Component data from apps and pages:
--- START ---

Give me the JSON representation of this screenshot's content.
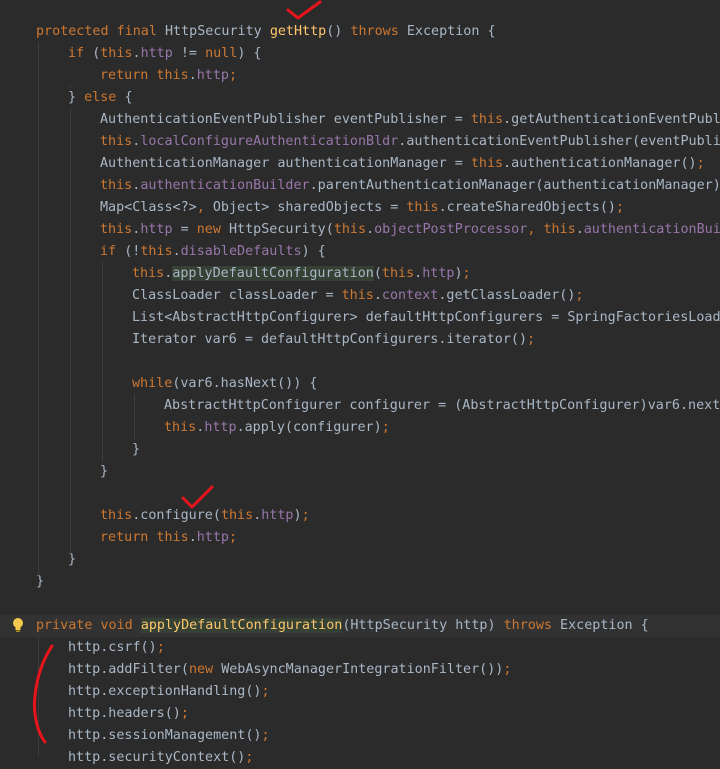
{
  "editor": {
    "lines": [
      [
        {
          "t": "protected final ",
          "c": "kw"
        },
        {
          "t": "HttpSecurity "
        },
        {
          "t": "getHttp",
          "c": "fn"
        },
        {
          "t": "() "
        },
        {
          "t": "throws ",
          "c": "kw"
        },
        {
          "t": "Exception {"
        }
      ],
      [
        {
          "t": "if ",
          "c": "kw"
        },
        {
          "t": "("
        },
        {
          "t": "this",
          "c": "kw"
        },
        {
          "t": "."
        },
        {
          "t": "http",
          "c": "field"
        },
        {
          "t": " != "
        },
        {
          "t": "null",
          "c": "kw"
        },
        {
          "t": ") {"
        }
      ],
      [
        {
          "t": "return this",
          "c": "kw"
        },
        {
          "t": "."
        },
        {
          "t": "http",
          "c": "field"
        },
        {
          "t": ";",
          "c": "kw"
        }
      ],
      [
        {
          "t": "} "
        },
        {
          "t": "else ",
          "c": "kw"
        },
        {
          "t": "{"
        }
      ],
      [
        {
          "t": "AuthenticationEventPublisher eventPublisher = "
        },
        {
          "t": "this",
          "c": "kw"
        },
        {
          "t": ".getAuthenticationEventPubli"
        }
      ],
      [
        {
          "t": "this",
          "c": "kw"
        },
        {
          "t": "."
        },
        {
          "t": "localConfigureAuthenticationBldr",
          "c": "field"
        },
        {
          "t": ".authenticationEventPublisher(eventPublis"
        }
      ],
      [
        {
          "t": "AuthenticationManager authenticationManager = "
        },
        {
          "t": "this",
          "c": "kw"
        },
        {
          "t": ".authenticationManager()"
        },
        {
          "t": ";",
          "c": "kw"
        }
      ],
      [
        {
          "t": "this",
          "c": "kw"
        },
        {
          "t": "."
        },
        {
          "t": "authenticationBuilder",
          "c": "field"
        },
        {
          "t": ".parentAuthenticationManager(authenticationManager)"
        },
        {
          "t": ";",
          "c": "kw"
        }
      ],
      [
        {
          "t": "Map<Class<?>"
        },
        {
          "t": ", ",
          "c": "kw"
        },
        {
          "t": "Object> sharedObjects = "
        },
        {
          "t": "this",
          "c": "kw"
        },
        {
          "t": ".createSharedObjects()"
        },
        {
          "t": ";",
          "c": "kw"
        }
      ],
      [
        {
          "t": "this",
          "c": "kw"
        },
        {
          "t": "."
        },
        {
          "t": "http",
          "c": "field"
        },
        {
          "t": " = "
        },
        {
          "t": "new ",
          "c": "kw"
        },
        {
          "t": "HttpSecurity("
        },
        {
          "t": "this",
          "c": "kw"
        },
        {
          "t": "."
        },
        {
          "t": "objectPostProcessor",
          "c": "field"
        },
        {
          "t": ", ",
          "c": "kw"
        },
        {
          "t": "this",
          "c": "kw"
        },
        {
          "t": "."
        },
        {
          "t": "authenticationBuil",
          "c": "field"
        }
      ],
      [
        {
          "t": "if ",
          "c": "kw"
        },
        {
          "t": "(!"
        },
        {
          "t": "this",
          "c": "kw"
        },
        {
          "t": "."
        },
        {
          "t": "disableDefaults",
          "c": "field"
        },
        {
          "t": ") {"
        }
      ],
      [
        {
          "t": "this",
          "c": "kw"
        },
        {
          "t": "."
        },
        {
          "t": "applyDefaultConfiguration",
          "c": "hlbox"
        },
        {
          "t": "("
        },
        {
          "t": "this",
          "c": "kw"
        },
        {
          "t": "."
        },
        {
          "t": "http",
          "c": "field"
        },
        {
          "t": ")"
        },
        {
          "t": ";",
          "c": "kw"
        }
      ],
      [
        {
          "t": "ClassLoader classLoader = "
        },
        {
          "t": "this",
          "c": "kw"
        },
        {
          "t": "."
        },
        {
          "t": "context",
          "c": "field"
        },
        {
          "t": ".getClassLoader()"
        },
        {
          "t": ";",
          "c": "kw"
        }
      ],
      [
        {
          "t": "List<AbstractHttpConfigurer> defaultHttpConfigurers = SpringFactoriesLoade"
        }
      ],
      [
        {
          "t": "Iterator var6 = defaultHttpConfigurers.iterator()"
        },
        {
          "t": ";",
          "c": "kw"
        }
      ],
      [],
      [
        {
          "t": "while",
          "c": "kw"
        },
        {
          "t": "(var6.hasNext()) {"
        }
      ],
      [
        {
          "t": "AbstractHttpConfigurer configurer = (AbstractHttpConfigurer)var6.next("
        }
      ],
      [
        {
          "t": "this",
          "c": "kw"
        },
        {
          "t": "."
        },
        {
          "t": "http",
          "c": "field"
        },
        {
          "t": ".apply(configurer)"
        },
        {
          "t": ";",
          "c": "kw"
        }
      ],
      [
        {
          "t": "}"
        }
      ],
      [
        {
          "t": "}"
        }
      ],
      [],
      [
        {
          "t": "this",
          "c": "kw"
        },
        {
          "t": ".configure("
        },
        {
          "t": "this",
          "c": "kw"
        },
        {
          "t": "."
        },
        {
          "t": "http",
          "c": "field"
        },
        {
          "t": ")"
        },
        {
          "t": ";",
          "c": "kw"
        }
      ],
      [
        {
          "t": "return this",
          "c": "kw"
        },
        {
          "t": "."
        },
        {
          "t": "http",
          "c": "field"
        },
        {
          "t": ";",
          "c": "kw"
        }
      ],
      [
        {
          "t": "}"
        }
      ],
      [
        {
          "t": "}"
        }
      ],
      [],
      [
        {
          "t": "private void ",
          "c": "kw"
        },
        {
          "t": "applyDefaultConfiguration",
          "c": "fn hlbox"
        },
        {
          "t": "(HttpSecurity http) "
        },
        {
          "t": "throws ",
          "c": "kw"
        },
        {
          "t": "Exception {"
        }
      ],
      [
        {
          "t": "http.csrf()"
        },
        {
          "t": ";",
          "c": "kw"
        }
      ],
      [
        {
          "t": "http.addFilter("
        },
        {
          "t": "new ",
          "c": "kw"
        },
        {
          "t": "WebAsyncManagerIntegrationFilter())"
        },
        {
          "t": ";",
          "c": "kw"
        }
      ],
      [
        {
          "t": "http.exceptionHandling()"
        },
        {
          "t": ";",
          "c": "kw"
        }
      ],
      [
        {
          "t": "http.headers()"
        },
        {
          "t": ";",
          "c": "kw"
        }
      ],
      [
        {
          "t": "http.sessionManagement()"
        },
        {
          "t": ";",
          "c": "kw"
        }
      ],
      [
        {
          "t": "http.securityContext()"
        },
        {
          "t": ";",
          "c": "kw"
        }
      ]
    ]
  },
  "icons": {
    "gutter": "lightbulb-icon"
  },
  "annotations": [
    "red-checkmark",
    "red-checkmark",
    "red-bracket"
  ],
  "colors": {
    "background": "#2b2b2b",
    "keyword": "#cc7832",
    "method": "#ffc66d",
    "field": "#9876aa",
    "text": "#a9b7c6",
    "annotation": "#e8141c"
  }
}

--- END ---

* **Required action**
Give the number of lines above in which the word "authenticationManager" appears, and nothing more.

* **Result**
3